5. As a revelatory sign, the redemptive act presented in the liturgy is sacrament; it does what it signifies, because God’s revelation is really effective communication of himself to us. As a human response to God’s love, the redemptive sacrifice in which we participate in the liturgy is perfect worship, as Pius XII stresses. In the Spirit we are united with Jesus, the head of the Church, and through him we worship the Father.
6. In conclusion, there are two reasons why the liturgy ought to be the center of each Christian’s prayer life. First, in its essentials the liturgy is not created by the Church, but prescribed for the Church by Christ. By instituting the sacraments, Jesus provides his Church with God-given worship. Humility accepts what God gives, and humility is the primary characteristic of Christian prayer. The liturgy should therefore be accepted humbly as the principle of any effort of personal prayer.
7. There is, however, a second and more basic consideration. The whole of Christian life is to be lived in communion with Jesus. Liturgical worship is Jesus’ redemptive act made present for us to participate in, both as beneficiaries and as subordinated coredeemers of ourselves and others. Therefore, the prayer which is to form the remainder of one’s life must flow from and return to the liturgy as to its vital center, and in particular from and to the Eucharist as to its heart.
The liturgy, because it is the work of the whole Church, must have and does have a formal character, which some who dislike it call “objective” and “impersonal.” They mistakenly regard this quality as a defect, which they attempt to remedy either by “personalizing” the liturgy or by promoting other forms of prayer and devotion in place of it. However, the formality of the liturgy is no defect. Rather, this very quality is one of its important strengths, for in virtue of it the liturgy unites the whole Church with Jesus in a single harmonious choir together performing the same worship. To accept the demands of the liturgy upon oneself is to adapt oneself to life in the Spirit, to submit one’s subjectivity to communion in Jesus. This acceptance itself is an important act of humility and obedience—the virtues which are basic modes of Christian response.
Therefore, if we find ourselves insincere in doing the liturgy, if we miss in liturgical prayer the gratification of authentic self-expression, the remedy is not to tamper with the liturgy, but to change ourselves until we conform to the liturgy. We should not conform our voices to our minds, but rather our minds to our voices, as St. Benedict says (see SC 90). If one’s personal life is not lived in a Christian way, the liturgy itself becomes isolated and loses its essential point—namely, to be the medium by which we participate in redemption both passively and actively. If the liturgy is isolated, it quickly falls either into sterile formalism, coldly going through meaningless motions, or into fruitless emotionalism, which provides nothing but the apparent good of religion, stopping with the experience instead of proceeding to the whole reality of cooperation with God.
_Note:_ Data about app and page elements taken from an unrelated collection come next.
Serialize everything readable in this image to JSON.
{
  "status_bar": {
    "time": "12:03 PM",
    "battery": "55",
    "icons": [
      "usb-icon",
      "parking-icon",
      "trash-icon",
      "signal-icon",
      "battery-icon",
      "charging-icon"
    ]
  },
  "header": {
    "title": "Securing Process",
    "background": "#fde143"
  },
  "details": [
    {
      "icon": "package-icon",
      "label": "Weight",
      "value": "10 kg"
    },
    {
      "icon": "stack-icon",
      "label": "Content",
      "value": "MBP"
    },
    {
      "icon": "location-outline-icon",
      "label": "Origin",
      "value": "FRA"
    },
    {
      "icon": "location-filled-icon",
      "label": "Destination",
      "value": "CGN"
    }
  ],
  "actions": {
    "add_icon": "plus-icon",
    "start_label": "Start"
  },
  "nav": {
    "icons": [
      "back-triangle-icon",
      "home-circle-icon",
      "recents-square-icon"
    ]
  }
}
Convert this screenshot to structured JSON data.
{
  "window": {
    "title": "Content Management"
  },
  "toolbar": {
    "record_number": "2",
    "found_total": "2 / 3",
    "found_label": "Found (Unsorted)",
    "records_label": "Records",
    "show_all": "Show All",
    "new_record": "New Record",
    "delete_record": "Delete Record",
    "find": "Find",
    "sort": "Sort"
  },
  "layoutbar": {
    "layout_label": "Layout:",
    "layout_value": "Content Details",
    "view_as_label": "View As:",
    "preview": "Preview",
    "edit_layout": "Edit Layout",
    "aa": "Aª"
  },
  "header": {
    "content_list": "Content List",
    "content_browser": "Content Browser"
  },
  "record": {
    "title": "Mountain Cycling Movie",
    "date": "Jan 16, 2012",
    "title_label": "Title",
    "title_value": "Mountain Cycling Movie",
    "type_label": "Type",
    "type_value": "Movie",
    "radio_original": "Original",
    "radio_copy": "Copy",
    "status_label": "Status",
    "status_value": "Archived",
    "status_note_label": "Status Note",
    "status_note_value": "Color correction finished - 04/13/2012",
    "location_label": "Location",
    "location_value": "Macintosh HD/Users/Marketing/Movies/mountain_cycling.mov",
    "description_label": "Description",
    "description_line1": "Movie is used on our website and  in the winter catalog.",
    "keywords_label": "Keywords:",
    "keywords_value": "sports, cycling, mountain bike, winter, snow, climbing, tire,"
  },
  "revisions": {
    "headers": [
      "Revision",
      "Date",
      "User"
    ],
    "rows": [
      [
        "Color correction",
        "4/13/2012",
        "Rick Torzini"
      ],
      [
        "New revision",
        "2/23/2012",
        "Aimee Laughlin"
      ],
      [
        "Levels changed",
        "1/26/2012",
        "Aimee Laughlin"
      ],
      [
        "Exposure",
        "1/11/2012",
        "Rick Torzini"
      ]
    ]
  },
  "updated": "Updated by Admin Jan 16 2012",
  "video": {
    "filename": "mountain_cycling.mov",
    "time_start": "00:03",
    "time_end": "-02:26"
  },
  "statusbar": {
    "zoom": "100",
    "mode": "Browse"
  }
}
10. Pius XII, Mediator Dei, 39 AAS (1947) 528–29; The Papal Encyclicals, 233.20.